Copy out every record below, word for word.

== Website and app data records ==

*-*-*

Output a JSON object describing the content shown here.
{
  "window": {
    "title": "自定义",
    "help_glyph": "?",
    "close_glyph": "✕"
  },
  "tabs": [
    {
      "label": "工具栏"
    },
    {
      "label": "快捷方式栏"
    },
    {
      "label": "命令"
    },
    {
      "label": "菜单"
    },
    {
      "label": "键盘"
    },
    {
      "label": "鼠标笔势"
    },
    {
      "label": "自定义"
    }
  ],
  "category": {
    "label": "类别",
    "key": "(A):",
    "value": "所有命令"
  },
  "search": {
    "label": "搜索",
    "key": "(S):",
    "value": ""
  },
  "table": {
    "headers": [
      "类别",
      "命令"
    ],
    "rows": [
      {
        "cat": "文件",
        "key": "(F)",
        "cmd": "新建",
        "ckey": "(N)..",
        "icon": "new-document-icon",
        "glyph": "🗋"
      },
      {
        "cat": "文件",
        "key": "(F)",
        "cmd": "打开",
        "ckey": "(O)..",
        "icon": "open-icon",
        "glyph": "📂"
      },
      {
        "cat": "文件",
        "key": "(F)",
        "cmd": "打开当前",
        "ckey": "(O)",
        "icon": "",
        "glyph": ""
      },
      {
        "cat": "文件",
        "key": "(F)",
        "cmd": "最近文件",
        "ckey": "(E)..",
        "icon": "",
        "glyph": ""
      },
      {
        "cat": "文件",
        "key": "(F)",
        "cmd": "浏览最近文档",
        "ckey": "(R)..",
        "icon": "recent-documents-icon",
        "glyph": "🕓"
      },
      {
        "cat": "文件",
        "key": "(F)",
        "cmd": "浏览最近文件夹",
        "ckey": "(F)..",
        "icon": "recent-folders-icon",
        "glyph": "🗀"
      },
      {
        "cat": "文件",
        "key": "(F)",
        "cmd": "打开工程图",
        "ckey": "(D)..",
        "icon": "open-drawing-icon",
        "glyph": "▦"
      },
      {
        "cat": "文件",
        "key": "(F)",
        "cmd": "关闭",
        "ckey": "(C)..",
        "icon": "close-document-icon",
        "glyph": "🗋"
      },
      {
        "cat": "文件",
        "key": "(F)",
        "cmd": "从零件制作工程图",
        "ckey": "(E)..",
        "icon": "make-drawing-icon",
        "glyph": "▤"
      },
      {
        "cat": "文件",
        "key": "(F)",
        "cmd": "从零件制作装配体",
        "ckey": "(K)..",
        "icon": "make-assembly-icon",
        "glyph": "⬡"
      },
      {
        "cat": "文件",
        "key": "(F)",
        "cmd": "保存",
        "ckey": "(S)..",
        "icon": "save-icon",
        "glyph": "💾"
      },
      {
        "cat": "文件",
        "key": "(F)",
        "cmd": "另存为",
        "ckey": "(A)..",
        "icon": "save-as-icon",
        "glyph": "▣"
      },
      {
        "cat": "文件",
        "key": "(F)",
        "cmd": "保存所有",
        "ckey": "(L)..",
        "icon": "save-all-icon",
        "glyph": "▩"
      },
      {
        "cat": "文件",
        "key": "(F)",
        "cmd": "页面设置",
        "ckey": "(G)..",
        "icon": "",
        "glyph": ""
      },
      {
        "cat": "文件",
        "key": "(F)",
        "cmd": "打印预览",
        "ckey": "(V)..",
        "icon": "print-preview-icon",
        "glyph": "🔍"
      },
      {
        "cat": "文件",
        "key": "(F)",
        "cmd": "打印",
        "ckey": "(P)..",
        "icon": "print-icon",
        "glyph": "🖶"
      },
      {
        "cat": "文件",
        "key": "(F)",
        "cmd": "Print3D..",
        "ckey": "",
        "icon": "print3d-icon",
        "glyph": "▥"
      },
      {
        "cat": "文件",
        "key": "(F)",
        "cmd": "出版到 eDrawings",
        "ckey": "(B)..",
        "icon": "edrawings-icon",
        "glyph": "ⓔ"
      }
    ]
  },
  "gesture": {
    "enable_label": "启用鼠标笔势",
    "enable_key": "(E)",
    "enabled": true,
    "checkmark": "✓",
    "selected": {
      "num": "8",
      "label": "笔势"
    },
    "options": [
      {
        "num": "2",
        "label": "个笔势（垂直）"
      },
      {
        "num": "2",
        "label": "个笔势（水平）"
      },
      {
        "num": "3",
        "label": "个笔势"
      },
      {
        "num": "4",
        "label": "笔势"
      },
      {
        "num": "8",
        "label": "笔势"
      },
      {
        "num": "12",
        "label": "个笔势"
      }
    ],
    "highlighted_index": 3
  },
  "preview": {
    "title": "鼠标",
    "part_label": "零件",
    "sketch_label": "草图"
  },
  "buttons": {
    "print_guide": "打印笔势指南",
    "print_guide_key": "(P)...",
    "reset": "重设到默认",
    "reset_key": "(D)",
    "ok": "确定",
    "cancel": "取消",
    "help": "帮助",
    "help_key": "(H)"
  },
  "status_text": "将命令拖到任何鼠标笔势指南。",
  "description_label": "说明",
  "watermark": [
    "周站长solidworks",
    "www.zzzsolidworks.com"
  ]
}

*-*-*

== Response box ==
Output a JSON object describing the content shown here.
{
  "window": {
    "title": "自定义",
    "help_glyph": "?",
    "close_glyph": "✕"
  },
  "tabs": [
    {
      "label": "工具栏"
    },
    {
      "label": "快捷方式栏"
    },
    {
      "label": "命令"
    },
    {
      "label": "菜单"
    },
    {
      "label": "键盘"
    },
    {
      "label": "鼠标笔势"
    },
    {
      "label": "自定义"
    }
  ],
  "category": {
    "label": "类别",
    "key": "(A):",
    "value": "所有命令"
  },
  "search": {
    "label": "搜索",
    "key": "(S):",
    "value": ""
  },
  "table": {
    "headers": [
      "类别",
      "命令"
    ],
    "rows": [
      {
        "cat": "文件",
        "key": "(F)",
        "cmd": "新建",
        "ckey": "(N)..",
        "icon": "new-document-icon",
        "glyph": "🗋"
      },
      {
        "cat": "文件",
        "key": "(F)",
        "cmd": "打开",
        "ckey": "(O)..",
        "icon": "open-icon",
        "glyph": "📂"
      },
      {
        "cat": "文件",
        "key": "(F)",
        "cmd": "打开当前",
        "ckey": "(O)",
        "icon": "",
        "glyph": ""
      },
      {
        "cat": "文件",
        "key": "(F)",
        "cmd": "最近文件",
        "ckey": "(E)..",
        "icon": "",
        "glyph": ""
      },
      {
        "cat": "文件",
        "key": "(F)",
        "cmd": "浏览最近文档",
        "ckey": "(R)..",
        "icon": "recent-documents-icon",
        "glyph": "🕓"
      },
      {
        "cat": "文件",
        "key": "(F)",
        "cmd": "浏览最近文件夹",
        "ckey": "(F)..",
        "icon": "recent-folders-icon",
        "glyph": "🗀"
      },
      {
        "cat": "文件",
        "key": "(F)",
        "cmd": "打开工程图",
        "ckey": "(D)..",
        "icon": "open-drawing-icon",
        "glyph": "▦"
      },
      {
        "cat": "文件",
        "key": "(F)",
        "cmd": "关闭",
        "ckey": "(C)..",
        "icon": "close-document-icon",
        "glyph": "🗋"
      },
      {
        "cat": "文件",
        "key": "(F)",
        "cmd": "从零件制作工程图",
        "ckey": "(E)..",
        "icon": "make-drawing-icon",
        "glyph": "▤"
      },
      {
        "cat": "文件",
        "key": "(F)",
        "cmd": "从零件制作装配体",
        "ckey": "(K)..",
        "icon": "make-assembly-icon",
        "glyph": "⬡"
      },
      {
        "cat": "文件",
        "key": "(F)",
        "cmd": "保存",
        "ckey": "(S)..",
        "icon": "save-icon",
        "glyph": "💾"
      },
      {
        "cat": "文件",
        "key": "(F)",
        "cmd": "另存为",
        "ckey": "(A)..",
        "icon": "save-as-icon",
        "glyph": "▣"
      },
      {
        "cat": "文件",
        "key": "(F)",
        "cmd": "保存所有",
        "ckey": "(L)..",
        "icon": "save-all-icon",
        "glyph": "▩"
      },
      {
        "cat": "文件",
        "key": "(F)",
        "cmd": "页面设置",
        "ckey": "(G)..",
        "icon": "",
        "glyph": ""
      },
      {
        "cat": "文件",
        "key": "(F)",
        "cmd": "打印预览",
        "ckey": "(V)..",
        "icon": "print-preview-icon",
        "glyph": "🔍"
      },
      {
        "cat": "文件",
        "key": "(F)",
        "cmd": "打印",
        "ckey": "(P)..",
        "icon": "print-icon",
        "glyph": "🖶"
      },
      {
        "cat": "文件",
        "key": "(F)",
        "cmd": "Print3D..",
        "ckey": "",
        "icon": "print3d-icon",
        "glyph": "▥"
      },
      {
        "cat": "文件",
        "key": "(F)",
        "cmd": "出版到 eDrawings",
        "ckey": "(B)..",
        "icon": "edrawings-icon",
        "glyph": "ⓔ"
      }
    ]
  },
  "gesture": {
    "enable_label": "启用鼠标笔势",
    "enable_key": "(E)",
    "enabled": true,
    "checkmark": "✓",
    "selected": {
      "num": "8",
      "label": "笔势"
    },
    "options": [
      {
        "num": "2",
        "label": "个笔势（垂直）"
      },
      {
        "num": "2",
        "label": "个笔势（水平）"
      },
      {
        "num": "3",
        "label": "个笔势"
      },
      {
        "num": "4",
        "label": "笔势"
      },
      {
        "num": "8",
        "label": "笔势"
      },
      {
        "num": "12",
        "label": "个笔势"
      }
    ],
    "highlighted_index": 3
  },
  "preview": {
    "title": "鼠标",
    "part_label": "零件",
    "sketch_label": "草图"
  },
  "buttons": {
    "print_guide": "打印笔势指南",
    "print_guide_key": "(P)...",
    "reset": "重设到默认",
    "reset_key": "(D)",
    "ok": "确定",
    "cancel": "取消",
    "help": "帮助",
    "help_key": "(H)"
  },
  "status_text": "将命令拖到任何鼠标笔势指南。",
  "description_label": "说明",
  "watermark": [
    "周站长solidworks",
    "www.zzzsolidworks.com"
  ]
}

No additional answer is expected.